:: PROVIDED INFORMATION

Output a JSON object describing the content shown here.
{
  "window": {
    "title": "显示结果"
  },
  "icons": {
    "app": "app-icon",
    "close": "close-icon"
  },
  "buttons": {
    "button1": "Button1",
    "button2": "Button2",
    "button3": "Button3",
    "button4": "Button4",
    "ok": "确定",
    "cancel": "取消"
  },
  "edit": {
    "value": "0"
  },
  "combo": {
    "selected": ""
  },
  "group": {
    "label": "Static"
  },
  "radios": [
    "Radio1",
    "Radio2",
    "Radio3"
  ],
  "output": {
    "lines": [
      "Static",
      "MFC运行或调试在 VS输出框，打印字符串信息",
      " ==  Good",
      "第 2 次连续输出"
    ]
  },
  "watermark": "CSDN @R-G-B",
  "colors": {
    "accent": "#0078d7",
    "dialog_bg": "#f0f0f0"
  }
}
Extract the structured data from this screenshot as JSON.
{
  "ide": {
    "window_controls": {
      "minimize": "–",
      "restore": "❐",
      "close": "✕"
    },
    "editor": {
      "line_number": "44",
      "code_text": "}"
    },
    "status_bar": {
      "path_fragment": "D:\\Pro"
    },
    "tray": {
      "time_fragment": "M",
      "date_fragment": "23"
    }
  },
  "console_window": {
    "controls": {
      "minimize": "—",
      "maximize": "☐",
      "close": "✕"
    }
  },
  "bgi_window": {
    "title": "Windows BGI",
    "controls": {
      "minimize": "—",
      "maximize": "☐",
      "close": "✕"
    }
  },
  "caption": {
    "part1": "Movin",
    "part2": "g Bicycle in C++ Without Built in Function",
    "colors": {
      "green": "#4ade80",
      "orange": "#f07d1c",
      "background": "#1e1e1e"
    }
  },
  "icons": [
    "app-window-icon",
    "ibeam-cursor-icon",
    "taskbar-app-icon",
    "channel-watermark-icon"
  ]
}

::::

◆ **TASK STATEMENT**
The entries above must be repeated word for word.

◆ **EXERCISE SOLUTION**
Output a JSON object describing the content shown here.
{
  "window": {
    "title": "显示结果"
  },
  "icons": {
    "app": "app-icon",
    "close": "close-icon"
  },
  "buttons": {
    "button1": "Button1",
    "button2": "Button2",
    "button3": "Button3",
    "button4": "Button4",
    "ok": "确定",
    "cancel": "取消"
  },
  "edit": {
    "value": "0"
  },
  "combo": {
    "selected": ""
  },
  "group": {
    "label": "Static"
  },
  "radios": [
    "Radio1",
    "Radio2",
    "Radio3"
  ],
  "output": {
    "lines": [
      "Static",
      "MFC运行或调试在 VS输出框，打印字符串信息",
      " ==  Good",
      "第 2 次连续输出"
    ]
  },
  "watermark": "CSDN @R-G-B",
  "colors": {
    "accent": "#0078d7",
    "dialog_bg": "#f0f0f0"
  }
}
Extract the structured data from this screenshot as JSON.
{
  "ide": {
    "window_controls": {
      "minimize": "–",
      "restore": "❐",
      "close": "✕"
    },
    "editor": {
      "line_number": "44",
      "code_text": "}"
    },
    "status_bar": {
      "path_fragment": "D:\\Pro"
    },
    "tray": {
      "time_fragment": "M",
      "date_fragment": "23"
    }
  },
  "console_window": {
    "controls": {
      "minimize": "—",
      "maximize": "☐",
      "close": "✕"
    }
  },
  "bgi_window": {
    "title": "Windows BGI",
    "controls": {
      "minimize": "—",
      "maximize": "☐",
      "close": "✕"
    }
  },
  "caption": {
    "part1": "Movin",
    "part2": "g Bicycle in C++ Without Built in Function",
    "colors": {
      "green": "#4ade80",
      "orange": "#f07d1c",
      "background": "#1e1e1e"
    }
  },
  "icons": [
    "app-window-icon",
    "ibeam-cursor-icon",
    "taskbar-app-icon",
    "channel-watermark-icon"
  ]
}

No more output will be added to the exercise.